━━ Dataset entries ━━
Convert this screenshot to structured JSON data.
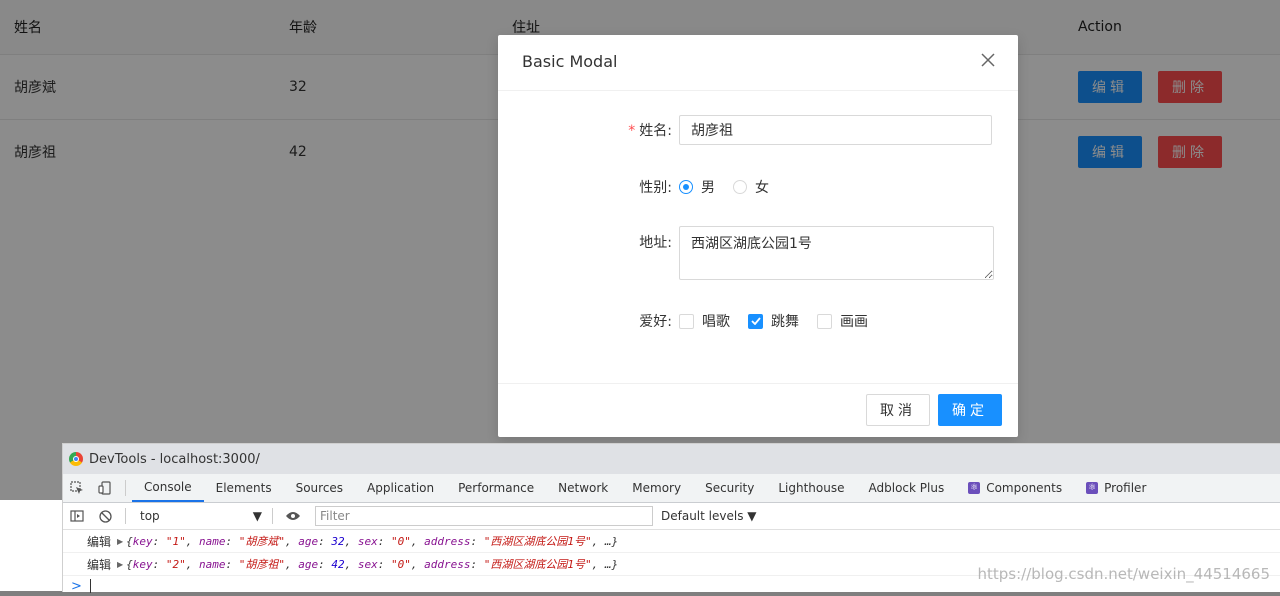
{
  "table": {
    "headers": {
      "name": "姓名",
      "age": "年龄",
      "address": "住址",
      "action": "Action"
    },
    "rows": [
      {
        "name": "胡彦斌",
        "age": "32",
        "edit": "编辑",
        "delete": "删除"
      },
      {
        "name": "胡彦祖",
        "age": "42",
        "edit": "编辑",
        "delete": "删除"
      }
    ]
  },
  "modal": {
    "title": "Basic Modal",
    "close_icon": "close-icon",
    "fields": {
      "name": {
        "label": "姓名:",
        "required": "*",
        "value": "胡彦祖"
      },
      "sex": {
        "label": "性别:",
        "options": [
          "男",
          "女"
        ],
        "selected": "男"
      },
      "address": {
        "label": "地址:",
        "value": "西湖区湖底公园1号"
      },
      "hobby": {
        "label": "爱好:",
        "options": [
          "唱歌",
          "跳舞",
          "画画"
        ],
        "checked": [
          "跳舞"
        ]
      }
    },
    "cancel": "取消",
    "ok": "确定"
  },
  "devtools": {
    "title": "DevTools - localhost:3000/",
    "tabs": [
      "Console",
      "Elements",
      "Sources",
      "Application",
      "Performance",
      "Network",
      "Memory",
      "Security",
      "Lighthouse",
      "Adblock Plus",
      "Components",
      "Profiler"
    ],
    "active_tab": "Console",
    "context": "top",
    "filter_placeholder": "Filter",
    "levels": "Default levels",
    "logs": [
      {
        "label": "编辑",
        "key": "\"1\"",
        "name": "\"胡彦斌\"",
        "age": "32",
        "sex": "\"0\"",
        "address": "\"西湖区湖底公园1号\""
      },
      {
        "label": "编辑",
        "key": "\"2\"",
        "name": "\"胡彦祖\"",
        "age": "42",
        "sex": "\"0\"",
        "address": "\"西湖区湖底公园1号\""
      }
    ],
    "prompt": ">"
  },
  "watermark": "https://blog.csdn.net/weixin_44514665",
  "colors": {
    "primary": "#1890ff",
    "danger": "#ff4d4f",
    "mask": "rgba(0,0,0,0.45)"
  }
}
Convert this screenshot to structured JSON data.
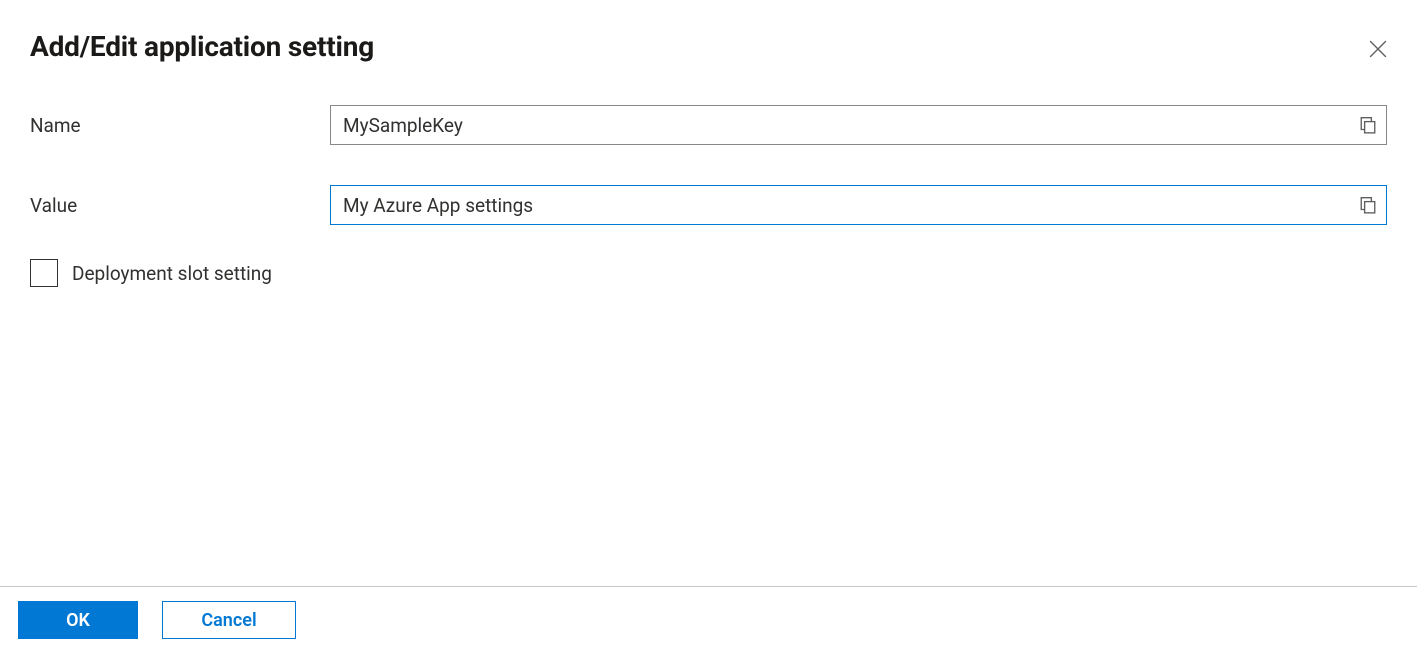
{
  "header": {
    "title": "Add/Edit application setting"
  },
  "form": {
    "name_label": "Name",
    "name_value": "MySampleKey",
    "value_label": "Value",
    "value_value": "My Azure App settings",
    "deployment_slot_label": "Deployment slot setting",
    "deployment_slot_checked": false
  },
  "footer": {
    "ok_label": "OK",
    "cancel_label": "Cancel"
  }
}
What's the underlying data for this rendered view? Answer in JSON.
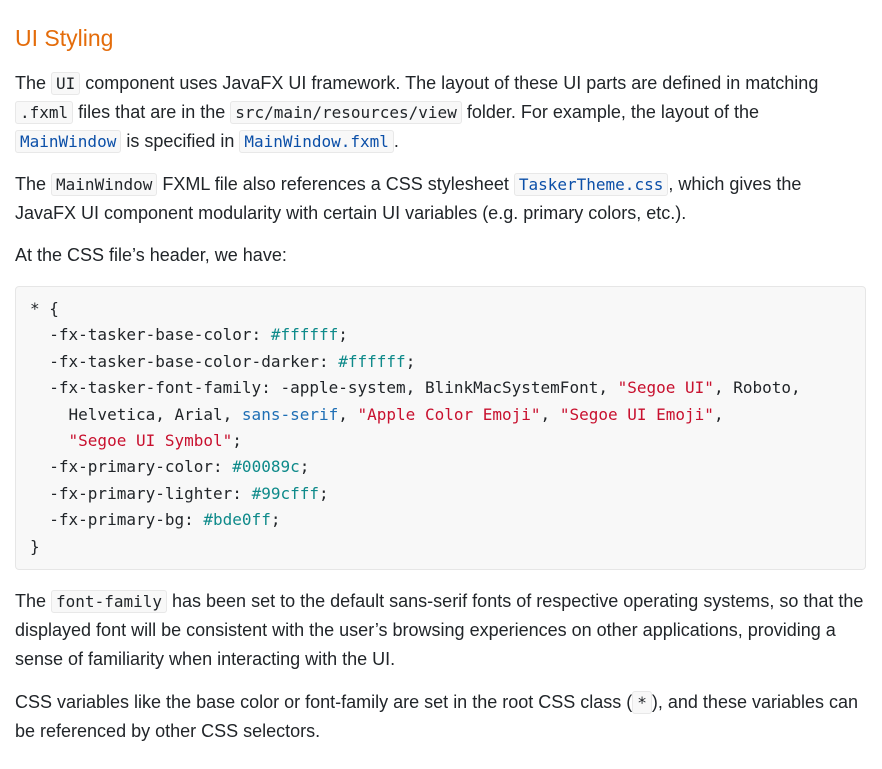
{
  "title": "UI Styling",
  "para1": {
    "t1": "The ",
    "c1": "UI",
    "t2": " component uses JavaFX UI framework. The layout of these UI parts are defined in matching ",
    "c2": ".fxml",
    "t3": " files that are in the ",
    "c3": "src/main/resources/view",
    "t4": " folder. For example, the layout of the ",
    "c4": "MainWindow",
    "t5": " is specified in ",
    "c5": "MainWindow.fxml",
    "t6": "."
  },
  "para2": {
    "t1": "The ",
    "c1": "MainWindow",
    "t2": " FXML file also references a CSS stylesheet ",
    "c2": "TaskerTheme.css",
    "t3": ", which gives the JavaFX UI component modularity with certain UI variables (e.g. primary colors, etc.)."
  },
  "para3": "At the CSS file’s header, we have:",
  "code": {
    "l1": "* {",
    "l2_prop": "  -fx-tasker-base-color: ",
    "l2_val": "#ffffff",
    "l3_prop": "  -fx-tasker-base-color-darker: ",
    "l3_val": "#ffffff",
    "l4_prop": "  -fx-tasker-font-family: -apple-system, BlinkMacSystemFont, ",
    "l4_s1": "\"Segoe UI\"",
    "l4_rest": ", Roboto,",
    "l5_a": "    Helvetica, Arial, ",
    "l5_kw": "sans-serif",
    "l5_c1": ", ",
    "l5_s1": "\"Apple Color Emoji\"",
    "l5_c2": ", ",
    "l5_s2": "\"Segoe UI Emoji\"",
    "l5_c3": ",",
    "l6_indent": "    ",
    "l6_s": "\"Segoe UI Symbol\"",
    "l6_end": ";",
    "l7_prop": "  -fx-primary-color: ",
    "l7_val": "#00089c",
    "l8_prop": "  -fx-primary-lighter: ",
    "l8_val": "#99cfff",
    "l9_prop": "  -fx-primary-bg: ",
    "l9_val": "#bde0ff",
    "semi": ";",
    "close": "}"
  },
  "para4": {
    "t1": "The ",
    "c1": "font-family",
    "t2": " has been set to the default sans-serif fonts of respective operating systems, so that the displayed font will be consistent with the user’s browsing experiences on other applications, providing a sense of familiarity when interacting with the UI."
  },
  "para5": {
    "t1": "CSS variables like the base color or font-family are set in the root CSS class (",
    "c1": "*",
    "t2": "), and these variables can be referenced by other CSS selectors."
  },
  "colors": {
    "heading": "#e46c0a",
    "code_link": "#0b4fa8",
    "code_number": "#0e8a8a",
    "code_string": "#c8102e",
    "code_keyword": "#1f6fb5"
  }
}
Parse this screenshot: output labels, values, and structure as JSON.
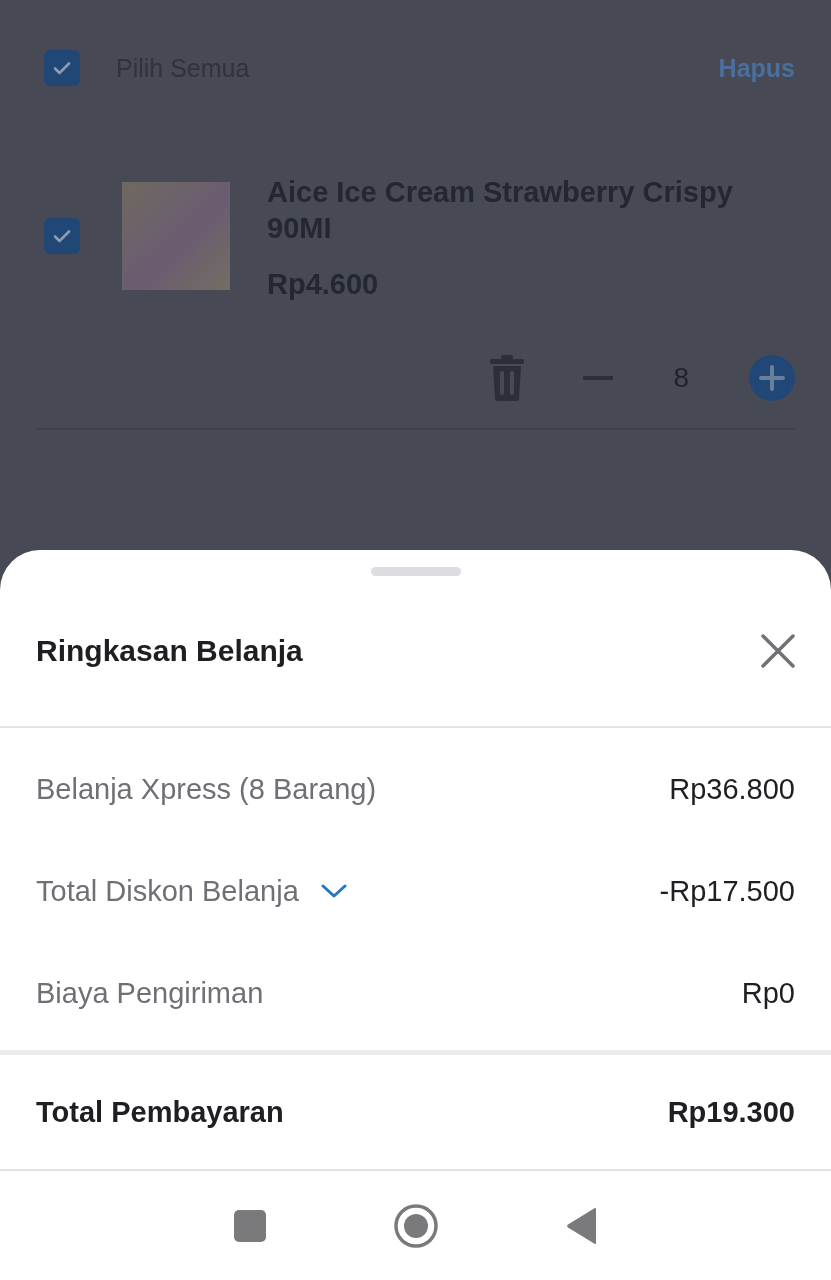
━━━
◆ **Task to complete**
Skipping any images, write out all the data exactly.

◆ **Answer for this exercise**
Convert this screenshot to structured JSON data.
{
  "table": {
    "headers": {
      "name": "姓名",
      "age": "年龄",
      "address": "住址",
      "action": "Action"
    },
    "rows": [
      {
        "name": "胡彦斌",
        "age": "32",
        "edit": "编辑",
        "delete": "删除"
      },
      {
        "name": "胡彦祖",
        "age": "42",
        "edit": "编辑",
        "delete": "删除"
      }
    ]
  },
  "modal": {
    "title": "Basic Modal",
    "close_icon": "close-icon",
    "fields": {
      "name": {
        "label": "姓名:",
        "required": "*",
        "value": "胡彦祖"
      },
      "sex": {
        "label": "性别:",
        "options": [
          "男",
          "女"
        ],
        "selected": "男"
      },
      "address": {
        "label": "地址:",
        "value": "西湖区湖底公园1号"
      },
      "hobby": {
        "label": "爱好:",
        "options": [
          "唱歌",
          "跳舞",
          "画画"
        ],
        "checked": [
          "跳舞"
        ]
      }
    },
    "cancel": "取消",
    "ok": "确定"
  },
  "devtools": {
    "title": "DevTools - localhost:3000/",
    "tabs": [
      "Console",
      "Elements",
      "Sources",
      "Application",
      "Performance",
      "Network",
      "Memory",
      "Security",
      "Lighthouse",
      "Adblock Plus",
      "Components",
      "Profiler"
    ],
    "active_tab": "Console",
    "context": "top",
    "filter_placeholder": "Filter",
    "levels": "Default levels",
    "logs": [
      {
        "label": "编辑",
        "key": "\"1\"",
        "name": "\"胡彦斌\"",
        "age": "32",
        "sex": "\"0\"",
        "address": "\"西湖区湖底公园1号\""
      },
      {
        "label": "编辑",
        "key": "\"2\"",
        "name": "\"胡彦祖\"",
        "age": "42",
        "sex": "\"0\"",
        "address": "\"西湖区湖底公园1号\""
      }
    ],
    "prompt": ">"
  },
  "watermark": "https://blog.csdn.net/weixin_44514665",
  "colors": {
    "primary": "#1890ff",
    "danger": "#ff4d4f",
    "mask": "rgba(0,0,0,0.45)"
  }
}
Convert this screenshot to structured JSON data.
{
  "header": {
    "title": "Add/Edit application setting"
  },
  "form": {
    "name_label": "Name",
    "name_value": "MySampleKey",
    "value_label": "Value",
    "value_value": "My Azure App settings",
    "deployment_slot_label": "Deployment slot setting",
    "deployment_slot_checked": false
  },
  "footer": {
    "ok_label": "OK",
    "cancel_label": "Cancel"
  }
}
What's the underlying data for this rendered view? Answer in JSON.
{
  "title": "UI Styling",
  "para1": {
    "t1": "The ",
    "c1": "UI",
    "t2": " component uses JavaFX UI framework. The layout of these UI parts are defined in matching ",
    "c2": ".fxml",
    "t3": " files that are in the ",
    "c3": "src/main/resources/view",
    "t4": " folder. For example, the layout of the ",
    "c4": "MainWindow",
    "t5": " is specified in ",
    "c5": "MainWindow.fxml",
    "t6": "."
  },
  "para2": {
    "t1": "The ",
    "c1": "MainWindow",
    "t2": " FXML file also references a CSS stylesheet ",
    "c2": "TaskerTheme.css",
    "t3": ", which gives the JavaFX UI component modularity with certain UI variables (e.g. primary colors, etc.)."
  },
  "para3": "At the CSS file’s header, we have:",
  "code": {
    "l1": "* {",
    "l2_prop": "  -fx-tasker-base-color: ",
    "l2_val": "#ffffff",
    "l3_prop": "  -fx-tasker-base-color-darker: ",
    "l3_val": "#ffffff",
    "l4_prop": "  -fx-tasker-font-family: -apple-system, BlinkMacSystemFont, ",
    "l4_s1": "\"Segoe UI\"",
    "l4_rest": ", Roboto,",
    "l5_a": "    Helvetica, Arial, ",
    "l5_kw": "sans-serif",
    "l5_c1": ", ",
    "l5_s1": "\"Apple Color Emoji\"",
    "l5_c2": ", ",
    "l5_s2": "\"Segoe UI Emoji\"",
    "l5_c3": ",",
    "l6_indent": "    ",
    "l6_s": "\"Segoe UI Symbol\"",
    "l6_end": ";",
    "l7_prop": "  -fx-primary-color: ",
    "l7_val": "#00089c",
    "l8_prop": "  -fx-primary-lighter: ",
    "l8_val": "#99cfff",
    "l9_prop": "  -fx-primary-bg: ",
    "l9_val": "#bde0ff",
    "semi": ";",
    "close": "}"
  },
  "para4": {
    "t1": "The ",
    "c1": "font-family",
    "t2": " has been set to the default sans-serif fonts of respective operating systems, so that the displayed font will be consistent with the user’s browsing experiences on other applications, providing a sense of familiarity when interacting with the UI."
  },
  "para5": {
    "t1": "CSS variables like the base color or font-family are set in the root CSS class (",
    "c1": "*",
    "t2": "), and these variables can be referenced by other CSS selectors."
  },
  "colors": {
    "heading": "#e46c0a",
    "code_link": "#0b4fa8",
    "code_number": "#0e8a8a",
    "code_string": "#c8102e",
    "code_keyword": "#1f6fb5"
  }
}
Parse this screenshot: output labels, values, and structure as JSON.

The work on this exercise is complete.